Chindit vs Japanese Infantryman

Chindit vs Japanese Infantryman


Combat 10
  • Author: Jon Diamond
  • Illustrator: Peter Dennis
  • Short code: CBT 10
  • Publication Date: 20 Feb 2015
  • Number of Pages: 80
Users in the USA and Canada please select your location at the top of this page to see prices in your currency. Users in the UK and the Rest of the World will be billed in GBP.

Availability: In stock

Please tick the formats you would like to buy:

eBook (ePub)
eBook (PDF)
Bundle Offer! Choose a print and eBook format above and get 25% off both!
About our eBooks

About this Product
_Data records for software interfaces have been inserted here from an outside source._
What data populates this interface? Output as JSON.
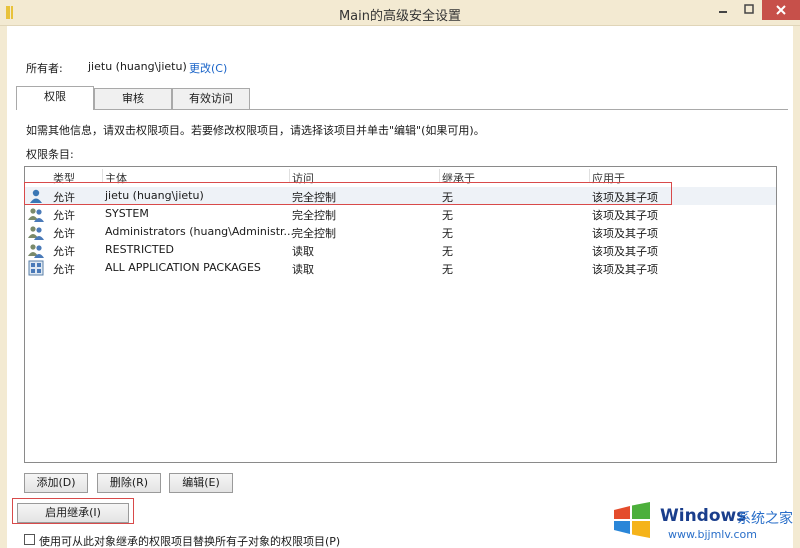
{
  "window": {
    "title": "Main的高级安全设置"
  },
  "owner": {
    "label": "所有者:",
    "value": "jietu (huang\\jietu)",
    "change_link": "更改(C)"
  },
  "tabs": [
    {
      "label": "权限",
      "active": true
    },
    {
      "label": "审核",
      "active": false
    },
    {
      "label": "有效访问",
      "active": false
    }
  ],
  "instructions": "如需其他信息，请双击权限项目。若要修改权限项目，请选择该项目并单击\"编辑\"(如果可用)。",
  "entries_label": "权限条目:",
  "columns": [
    "类型",
    "主体",
    "访问",
    "继承于",
    "应用于"
  ],
  "rows": [
    {
      "type": "允许",
      "principal": "jietu (huang\\jietu)",
      "access": "完全控制",
      "inherited": "无",
      "applies": "该项及其子项",
      "icon": "single-user-icon"
    },
    {
      "type": "允许",
      "principal": "SYSTEM",
      "access": "完全控制",
      "inherited": "无",
      "applies": "该项及其子项",
      "icon": "user-group-icon"
    },
    {
      "type": "允许",
      "principal": "Administrators (huang\\Administr...",
      "access": "完全控制",
      "inherited": "无",
      "applies": "该项及其子项",
      "icon": "user-group-icon"
    },
    {
      "type": "允许",
      "principal": "RESTRICTED",
      "access": "读取",
      "inherited": "无",
      "applies": "该项及其子项",
      "icon": "user-group-icon"
    },
    {
      "type": "允许",
      "principal": "ALL APPLICATION PACKAGES",
      "access": "读取",
      "inherited": "无",
      "applies": "该项及其子项",
      "icon": "app-packages-icon"
    }
  ],
  "buttons": {
    "add": "添加(D)",
    "remove": "删除(R)",
    "edit": "编辑(E)",
    "enable_inheritance": "启用继承(I)"
  },
  "replace_checkbox": {
    "label": "使用可从此对象继承的权限项目替换所有子对象的权限项目(P)",
    "checked": false
  },
  "watermark": {
    "brand": "Windows",
    "cn": "系统之家",
    "url": "www.bjjmlv.com"
  },
  "colors": {
    "title_bar": "#f3ead2",
    "close_button": "#c7504a",
    "link": "#1a64c8",
    "highlight": "#d84a4a",
    "selected_row": "#eef2f7"
  }
}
In order to keep China in the war against the Japanese, the Western Allies believed they had to return to Northern Burma. Colonel Orde Wingate, a military maverick and proponent of guerrilla warfare, knew that a different type of British infantryman was required for this role - the Chindit, indoctrinated with special training - to re-enter the jungles and mountains of Northern Burma in order to combat the victorious Japanese forces there. The Chindits' opponents would include the 18th Division, one of Imperial Japan's most seasoned formations, which by 1941 had already accumulated as much operational experience as most Anglo-American divisions would acquire in the entire 1939-45 war. In a host of encounters the two sides clashed repeatedly in the harsh conditions of the Burmese jungle; the intended role and subsequent operational performance of the Chindits remains fraught with controversy today. Featuring full-colour artwork, specially drawn maps and archive photographs, this gripping study offers key insights into the tactics, leadership, combat performance and subsequent reputations of six representative Chindit and Japanese infantry units involved in three pivotal actions that hastened Japan's defeat in Burma during World War II.

Biographical Note

Jon Diamond is a practising physician who has had a life-long interest in military history. He has served as a civilian attendee to the United States Army War College National Security Seminar in Carlisle, Pennsylvania and has written a significant number of articles and papers including over fifteen for Military Heritage Presents WW II History. Peter Dennis was born in 1950. Inspired by contemporary magazines such as Look and Learn he studied illustration at Liverpool Art College. Peter has since contributed to hundreds of books, predominantly on historical subjects, including many Osprey titles.


The opposing sides
Nankan Station: 6 March 1943
Pagoda Hill: 16-18 March 1944
Mogaung: 2-12 June 1944
Orders of Battle

You may also be interested in the following product(s)